Monitor calibration traps

When calibrating a monitor to color bars, be aware that the calibration may not necessarily be correct for all sources connected to the monitor. It may be that some sources have black level at 7.5 IRE while other sources at 0 IRE.

Because of this reason, you should avoid DVD-based calibration discs (i.e. Avia, Joe Kane) to calibrate monitors attached to editing systems unless both your DVD player and analog-digital convertor convert levels in the same manner.

Other levels problems

There are many other potential sources of problems, such as the different color ranges used for computer RGB graphics (16-235 versus 0-255). Not all levels problems are due to 7.5 IRE setup problems.

The Big Picture

To keep things in perspective, an incorrect black level is not necessarily very noticeable or always harmful to the image. The fact this problem is so prevalent indicates that there is not that much concern about it. Nevertheless, it should hardly be an excuse for doing things the wrong way!

If you spot any inaccuracies or have any comments, please feel free to email me at glennchan AT - Glenn Chan


[1] Goldschlager, Daniel. Telecine Internet Group mailing list posting. "DVD Players and 7.5 IRE Setup".

This site by Glenn Chan. Please email any comments or questions to glennchan /at/ Eric Caton / Jemtec Boundary Noise Reduction reviews / comments versus Picturecode Noise Ninja, Imagenomic Noiseware, Topaz Denoise, Picture Cooler, Neat Image, etc.

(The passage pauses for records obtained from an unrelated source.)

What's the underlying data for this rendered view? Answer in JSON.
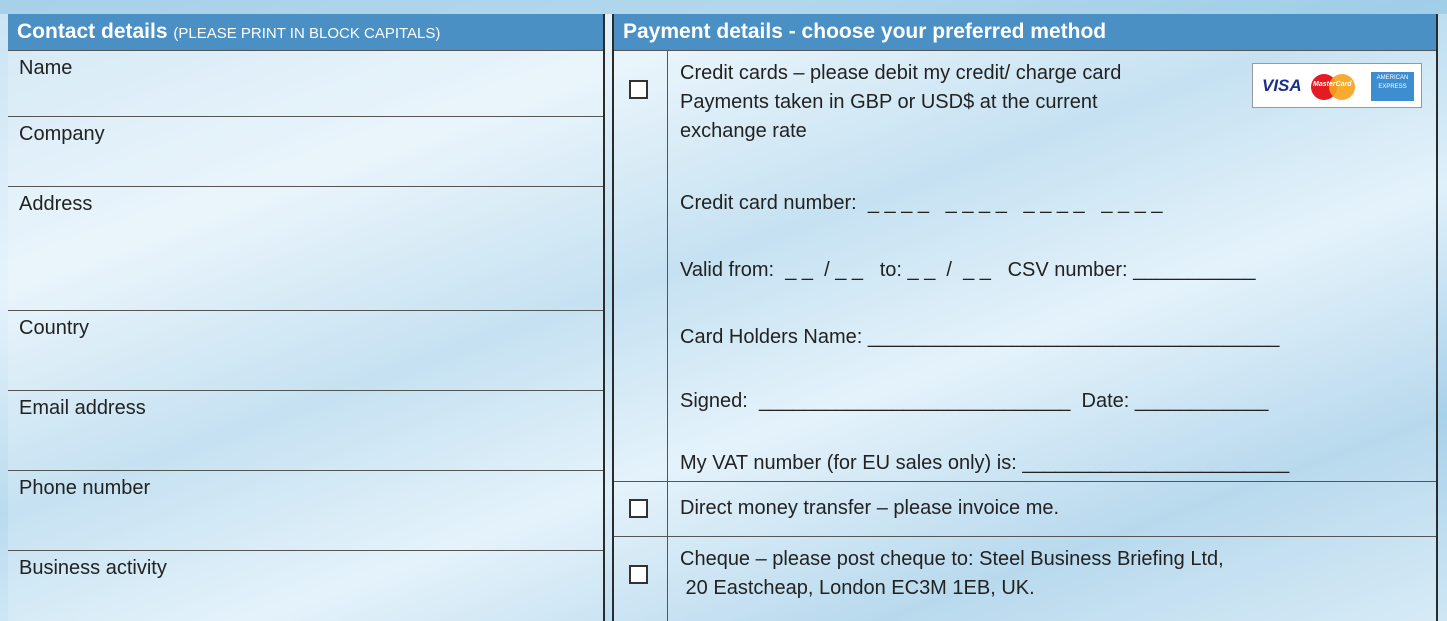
{
  "contact": {
    "heading": "Contact details",
    "subheading": "(PLEASE PRINT IN BLOCK CAPITALS)",
    "fields": [
      "Name",
      "Company",
      "Address",
      "Country",
      "Email address",
      "Phone number",
      "Business activity"
    ]
  },
  "payment": {
    "heading": "Payment details - choose your preferred method",
    "credit": {
      "line1": "Credit cards – please debit my credit/ charge card",
      "line2": "Payments taken in GBP or USD$ at the current",
      "line3": "exchange rate",
      "card_number": "Credit card number:  _ _ _ _   _ _ _ _   _ _ _ _   _ _ _ _",
      "valid": "Valid from:  _ _  / _ _   to: _ _  /  _ _   CSV number: ___________",
      "holder": "Card Holders Name: _____________________________________",
      "signed": "Signed:  ____________________________  Date: ____________",
      "vat": "My VAT number (for EU sales only) is: ________________________",
      "logos": {
        "visa": "VISA",
        "mastercard": "MasterCard",
        "amex_line1": "AMERICAN",
        "amex_line2": "EXPRESS"
      }
    },
    "transfer": "Direct money transfer – please invoice me.",
    "cheque": {
      "line1": "Cheque – please post cheque to: Steel Business Briefing Ltd,",
      "line2": " 20 Eastcheap, London EC3M 1EB, UK."
    }
  },
  "colors": {
    "header_blue": "#4a90c4",
    "background_light_blue": "#cfe7f5"
  }
}
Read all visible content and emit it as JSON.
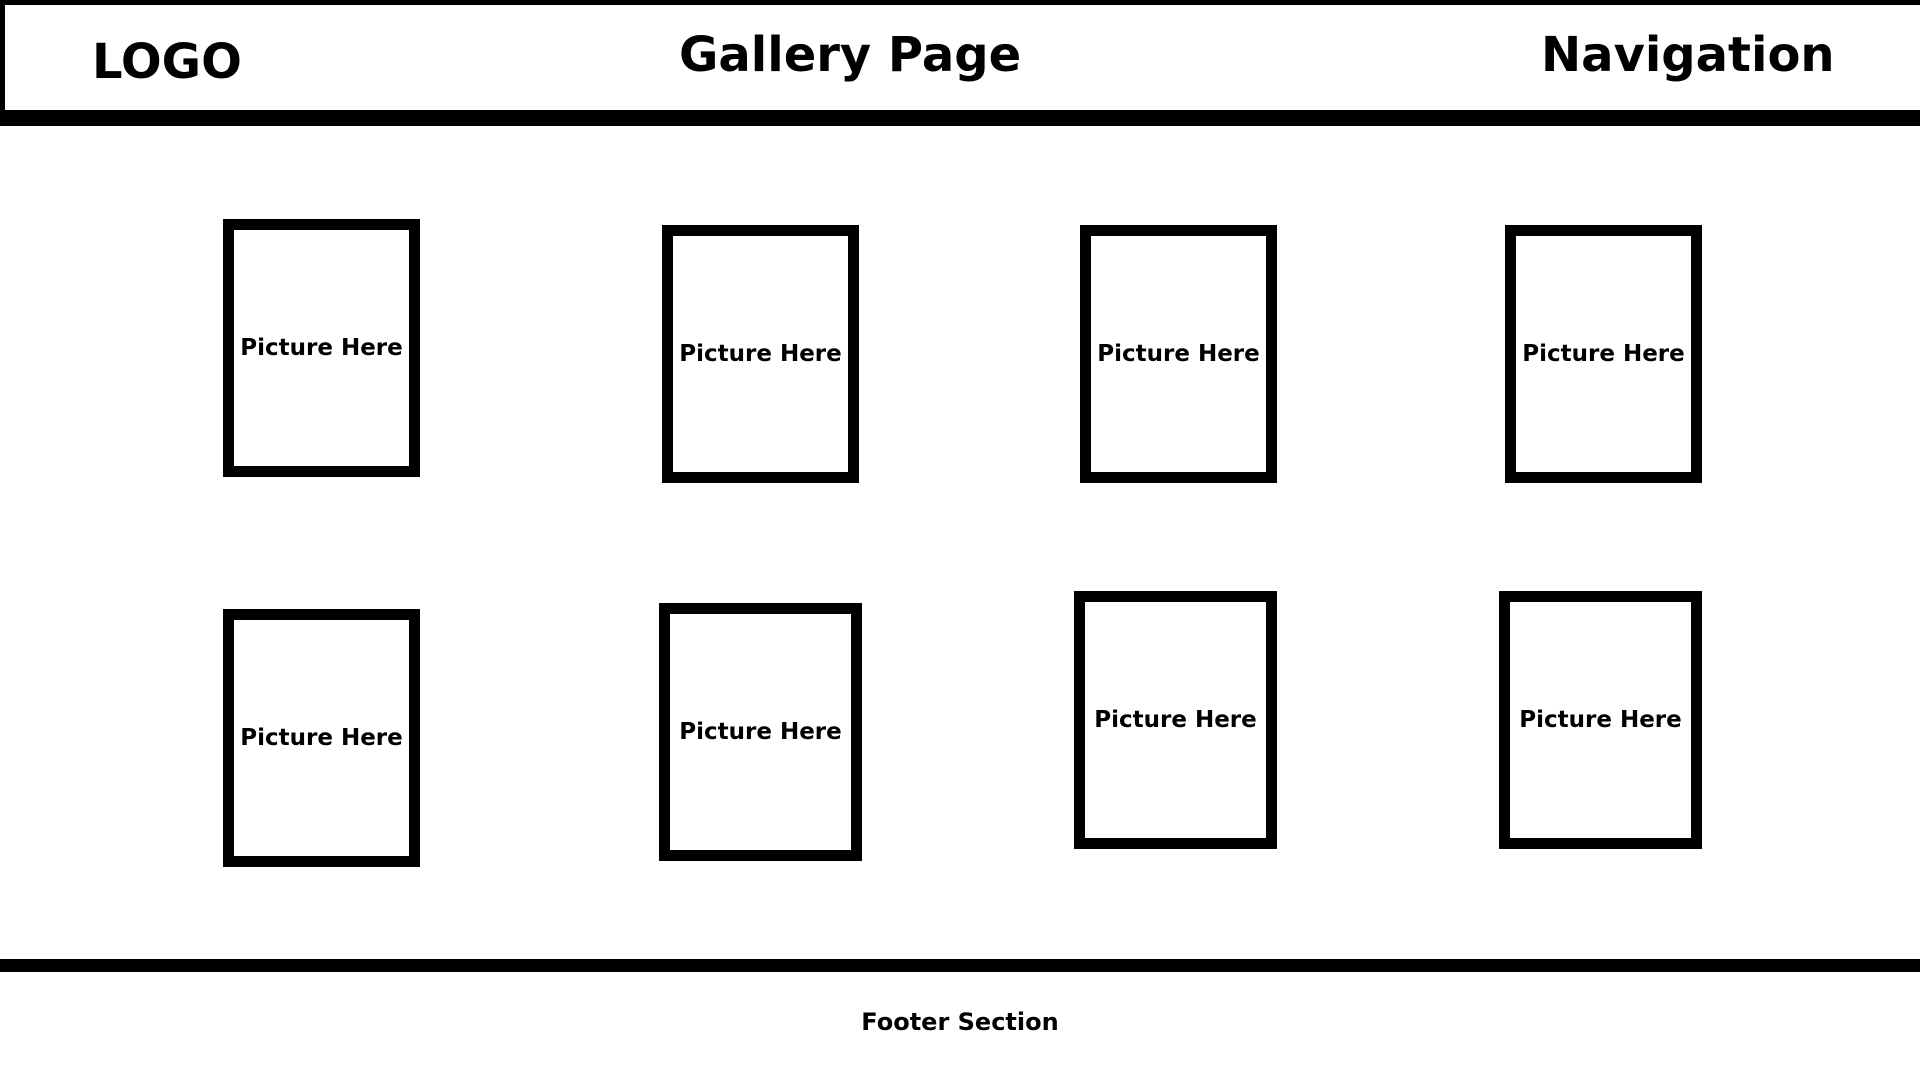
{
  "header": {
    "logo": "LOGO",
    "title": "Gallery Page",
    "navigation": "Navigation"
  },
  "gallery": {
    "items": [
      {
        "label": "Picture Here"
      },
      {
        "label": "Picture Here"
      },
      {
        "label": "Picture Here"
      },
      {
        "label": "Picture Here"
      },
      {
        "label": "Picture Here"
      },
      {
        "label": "Picture Here"
      },
      {
        "label": "Picture Here"
      },
      {
        "label": "Picture Here"
      }
    ]
  },
  "footer": {
    "text": "Footer Section"
  }
}
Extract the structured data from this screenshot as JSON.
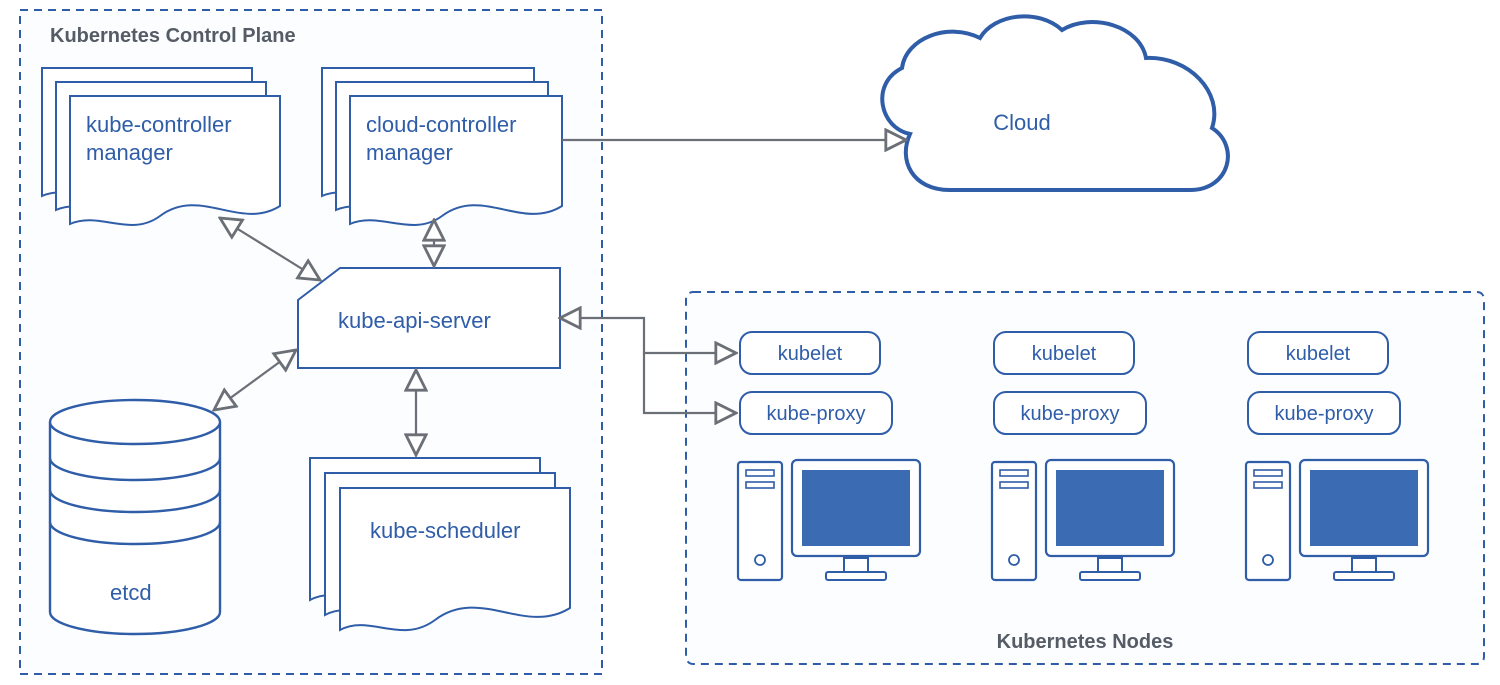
{
  "diagram": {
    "controlPlane": {
      "title": "Kubernetes Control Plane",
      "components": {
        "kubeControllerManager": {
          "line1": "kube-controller",
          "line2": "manager"
        },
        "cloudControllerManager": {
          "line1": "cloud-controller",
          "line2": "manager"
        },
        "apiServer": "kube-api-server",
        "scheduler": "kube-scheduler",
        "etcd": "etcd"
      }
    },
    "nodesPanel": {
      "title": "Kubernetes Nodes",
      "nodes": [
        {
          "kubelet": "kubelet",
          "kubeProxy": "kube-proxy"
        },
        {
          "kubelet": "kubelet",
          "kubeProxy": "kube-proxy"
        },
        {
          "kubelet": "kubelet",
          "kubeProxy": "kube-proxy"
        }
      ]
    },
    "cloud": {
      "label": "Cloud"
    },
    "colors": {
      "blueStroke": "#2f5da8",
      "blueFill": "#3a6bb3",
      "greyArrow": "#6b6f76",
      "greyText": "#555c66"
    }
  }
}
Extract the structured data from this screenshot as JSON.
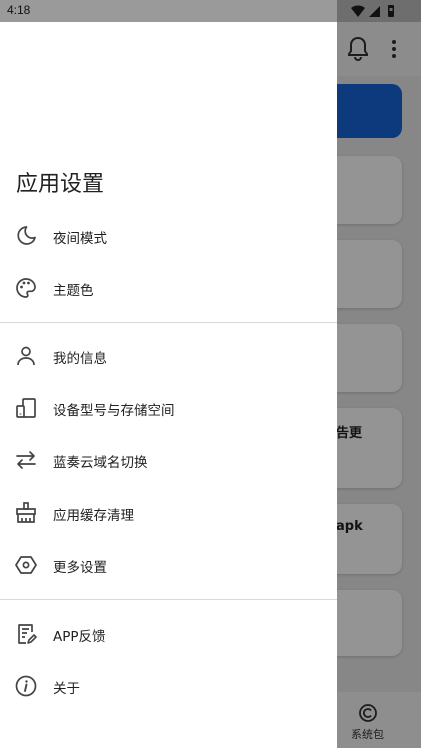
{
  "status_bar": {
    "time": "4:18"
  },
  "drawer": {
    "title": "应用设置",
    "sections": [
      {
        "items": [
          {
            "id": "night-mode",
            "label": "夜间模式",
            "icon": "moon-icon"
          },
          {
            "id": "theme-color",
            "label": "主题色",
            "icon": "palette-icon"
          }
        ]
      },
      {
        "items": [
          {
            "id": "my-info",
            "label": "我的信息",
            "icon": "person-icon"
          },
          {
            "id": "device-storage",
            "label": "设备型号与存储空间",
            "icon": "device-storage-icon"
          },
          {
            "id": "domain-switch",
            "label": "蓝奏云域名切换",
            "icon": "swap-arrows-icon"
          },
          {
            "id": "cache-clean",
            "label": "应用缓存清理",
            "icon": "broom-icon"
          },
          {
            "id": "more-settings",
            "label": "更多设置",
            "icon": "hexagon-settings-icon"
          }
        ]
      },
      {
        "items": [
          {
            "id": "app-feedback",
            "label": "APP反馈",
            "icon": "feedback-icon"
          },
          {
            "id": "about",
            "label": "关于",
            "icon": "info-icon"
          }
        ]
      }
    ]
  },
  "background": {
    "card_texts": [
      "告更",
      "apk"
    ],
    "bottom_nav_label": "系统包"
  }
}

My plugins:
Photoshop color correction
Photoshop noise reduction

I wasn't satisfied with the tools in Adobe Photoshop so I made my own. Check them out!